Your task is to filter the entries and copy every line containing the string "icon".

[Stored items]
▽

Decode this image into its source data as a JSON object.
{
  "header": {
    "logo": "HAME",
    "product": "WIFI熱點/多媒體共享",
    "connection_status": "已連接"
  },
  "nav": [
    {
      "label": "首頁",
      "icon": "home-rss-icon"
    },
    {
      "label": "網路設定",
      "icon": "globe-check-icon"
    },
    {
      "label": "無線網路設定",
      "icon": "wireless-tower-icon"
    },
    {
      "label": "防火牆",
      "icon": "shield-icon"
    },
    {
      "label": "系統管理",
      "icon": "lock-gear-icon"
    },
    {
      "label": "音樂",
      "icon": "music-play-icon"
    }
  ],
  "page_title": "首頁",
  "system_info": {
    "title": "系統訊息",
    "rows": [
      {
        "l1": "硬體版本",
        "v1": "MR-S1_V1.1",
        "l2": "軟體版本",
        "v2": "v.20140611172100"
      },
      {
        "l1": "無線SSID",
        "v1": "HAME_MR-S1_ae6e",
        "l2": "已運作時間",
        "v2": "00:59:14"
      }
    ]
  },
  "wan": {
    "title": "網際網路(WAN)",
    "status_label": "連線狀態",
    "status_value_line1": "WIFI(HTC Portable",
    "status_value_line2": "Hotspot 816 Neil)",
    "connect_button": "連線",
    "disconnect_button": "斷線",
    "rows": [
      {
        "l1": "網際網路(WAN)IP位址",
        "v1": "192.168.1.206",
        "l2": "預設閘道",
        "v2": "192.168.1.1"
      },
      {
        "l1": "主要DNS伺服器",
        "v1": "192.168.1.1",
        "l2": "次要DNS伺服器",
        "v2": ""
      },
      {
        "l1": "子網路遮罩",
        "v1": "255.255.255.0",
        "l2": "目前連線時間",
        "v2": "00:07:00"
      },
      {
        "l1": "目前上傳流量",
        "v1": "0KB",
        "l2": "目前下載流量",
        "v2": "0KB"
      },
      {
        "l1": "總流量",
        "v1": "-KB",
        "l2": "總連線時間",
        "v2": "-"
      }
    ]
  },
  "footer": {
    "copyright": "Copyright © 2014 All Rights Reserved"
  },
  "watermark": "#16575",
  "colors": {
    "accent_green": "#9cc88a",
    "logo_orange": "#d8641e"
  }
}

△

▶ _Answer to this problem_
      "icon": "home-rss-icon"
      "icon": "globe-check-icon"
      "icon": "wireless-tower-icon"
      "icon": "shield-icon"
      "icon": "lock-gear-icon"
      "icon": "music-play-icon"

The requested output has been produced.